* Exercise details
Your response needs to be the data below, retyped exactly.

Collection entries:

<<<<

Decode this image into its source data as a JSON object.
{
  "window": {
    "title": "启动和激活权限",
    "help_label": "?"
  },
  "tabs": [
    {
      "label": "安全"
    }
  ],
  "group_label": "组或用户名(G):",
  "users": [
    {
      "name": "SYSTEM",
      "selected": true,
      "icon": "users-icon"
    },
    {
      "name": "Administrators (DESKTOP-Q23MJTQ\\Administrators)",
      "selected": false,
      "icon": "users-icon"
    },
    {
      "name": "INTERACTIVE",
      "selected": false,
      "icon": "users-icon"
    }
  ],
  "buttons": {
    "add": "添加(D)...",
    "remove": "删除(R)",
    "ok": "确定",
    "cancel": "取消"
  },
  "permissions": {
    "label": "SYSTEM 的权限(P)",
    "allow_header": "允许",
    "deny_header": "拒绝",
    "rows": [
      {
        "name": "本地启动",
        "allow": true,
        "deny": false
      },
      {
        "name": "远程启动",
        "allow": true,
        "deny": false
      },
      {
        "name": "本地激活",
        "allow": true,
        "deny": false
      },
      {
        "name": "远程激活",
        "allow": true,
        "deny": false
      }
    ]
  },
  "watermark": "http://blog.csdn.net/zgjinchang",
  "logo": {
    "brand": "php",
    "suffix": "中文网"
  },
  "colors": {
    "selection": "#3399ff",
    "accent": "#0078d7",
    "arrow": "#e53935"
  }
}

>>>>

* Reply to the exercise
Decode this image into its source data as a JSON object.
{
  "window": {
    "title": "启动和激活权限",
    "help_label": "?"
  },
  "tabs": [
    {
      "label": "安全"
    }
  ],
  "group_label": "组或用户名(G):",
  "users": [
    {
      "name": "SYSTEM",
      "selected": true,
      "icon": "users-icon"
    },
    {
      "name": "Administrators (DESKTOP-Q23MJTQ\\Administrators)",
      "selected": false,
      "icon": "users-icon"
    },
    {
      "name": "INTERACTIVE",
      "selected": false,
      "icon": "users-icon"
    }
  ],
  "buttons": {
    "add": "添加(D)...",
    "remove": "删除(R)",
    "ok": "确定",
    "cancel": "取消"
  },
  "permissions": {
    "label": "SYSTEM 的权限(P)",
    "allow_header": "允许",
    "deny_header": "拒绝",
    "rows": [
      {
        "name": "本地启动",
        "allow": true,
        "deny": false
      },
      {
        "name": "远程启动",
        "allow": true,
        "deny": false
      },
      {
        "name": "本地激活",
        "allow": true,
        "deny": false
      },
      {
        "name": "远程激活",
        "allow": true,
        "deny": false
      }
    ]
  },
  "watermark": "http://blog.csdn.net/zgjinchang",
  "logo": {
    "brand": "php",
    "suffix": "中文网"
  },
  "colors": {
    "selection": "#3399ff",
    "accent": "#0078d7",
    "arrow": "#e53935"
  }
}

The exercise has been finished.